The Howard Journal
What makes Taylor's book important- and her argument particularly relevant to social care policy and practise- is her illustration of the processes by which children in care come to feel uncared for, detached and disrespected. It is the absence of secure, stable and loving relationships, combined with low expectations, that undermines their ability to develop secure attachments to anything or anyone positive. A key challenge arising from Taylor's findings is how to facilitate these kinds of positive attachments amongst looked- after children, given the ongoing crisis in recruiting and retaining quality foster carers and social care professionals.
Youth Justice, Vol.6, No.2, April 2007
On the overall excellence of the book I hope there will be little disagreement. I would urge everyone with an interest in the care system to read it.
Punishment and Society
[The book] demonstrates a real sense of commitment to providing its readership with a product that matches the standard of its contents. As such, it is both accessible to students and rewards attention by more specialist readers in its field. Its conclusions deserve to be taken seriously by anyone with an interest in the welfare of the vulnerable children and young people who find themselves relying on the state for their start in life.
Written in a clear and refreshing style…this book must be essential reading.
A thoughtful book, written by a former 'looked after' teenager, offers to magistrates, practitioners and policy-makers alike new insights into the lives of children in care.
The author's unique take on her research subject is that she is herself a product of the care system.
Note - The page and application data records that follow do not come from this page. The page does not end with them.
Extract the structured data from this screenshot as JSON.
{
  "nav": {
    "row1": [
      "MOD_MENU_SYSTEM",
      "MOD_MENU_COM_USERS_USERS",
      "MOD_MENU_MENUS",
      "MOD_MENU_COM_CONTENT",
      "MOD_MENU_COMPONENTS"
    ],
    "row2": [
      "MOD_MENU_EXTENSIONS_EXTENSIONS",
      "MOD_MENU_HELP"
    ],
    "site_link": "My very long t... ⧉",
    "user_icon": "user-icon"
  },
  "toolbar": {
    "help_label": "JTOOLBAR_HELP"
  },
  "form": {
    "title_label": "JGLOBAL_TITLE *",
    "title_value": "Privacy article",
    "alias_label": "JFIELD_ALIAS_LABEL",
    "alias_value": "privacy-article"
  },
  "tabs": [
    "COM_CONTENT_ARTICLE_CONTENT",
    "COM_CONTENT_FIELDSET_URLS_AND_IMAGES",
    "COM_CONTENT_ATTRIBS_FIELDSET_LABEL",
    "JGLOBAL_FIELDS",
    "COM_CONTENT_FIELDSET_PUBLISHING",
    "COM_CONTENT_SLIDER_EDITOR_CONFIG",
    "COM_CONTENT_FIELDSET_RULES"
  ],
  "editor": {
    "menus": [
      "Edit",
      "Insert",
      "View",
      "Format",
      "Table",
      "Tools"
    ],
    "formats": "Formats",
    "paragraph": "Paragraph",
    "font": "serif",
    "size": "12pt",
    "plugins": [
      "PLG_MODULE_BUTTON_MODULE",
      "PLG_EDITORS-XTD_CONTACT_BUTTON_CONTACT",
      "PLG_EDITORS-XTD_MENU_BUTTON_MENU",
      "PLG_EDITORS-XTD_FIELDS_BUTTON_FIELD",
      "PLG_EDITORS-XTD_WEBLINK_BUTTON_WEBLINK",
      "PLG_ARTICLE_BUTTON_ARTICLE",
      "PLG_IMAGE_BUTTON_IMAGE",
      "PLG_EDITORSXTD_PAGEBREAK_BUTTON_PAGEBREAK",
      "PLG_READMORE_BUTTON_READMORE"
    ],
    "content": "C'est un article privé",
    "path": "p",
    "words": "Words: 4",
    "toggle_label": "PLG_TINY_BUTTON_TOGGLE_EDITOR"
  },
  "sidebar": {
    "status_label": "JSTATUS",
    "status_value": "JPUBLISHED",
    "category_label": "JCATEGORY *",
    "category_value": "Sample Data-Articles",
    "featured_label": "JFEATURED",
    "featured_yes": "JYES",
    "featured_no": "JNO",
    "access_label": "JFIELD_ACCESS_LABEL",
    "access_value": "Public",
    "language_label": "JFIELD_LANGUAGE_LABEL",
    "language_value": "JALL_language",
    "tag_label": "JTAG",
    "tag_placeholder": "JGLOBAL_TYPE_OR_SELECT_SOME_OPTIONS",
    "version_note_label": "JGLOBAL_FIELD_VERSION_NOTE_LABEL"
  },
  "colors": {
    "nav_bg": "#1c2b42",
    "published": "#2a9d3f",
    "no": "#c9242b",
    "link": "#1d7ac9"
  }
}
She is passionate about giving a voice to young people who have experienced various kinds of care, so that professionals might learn from them.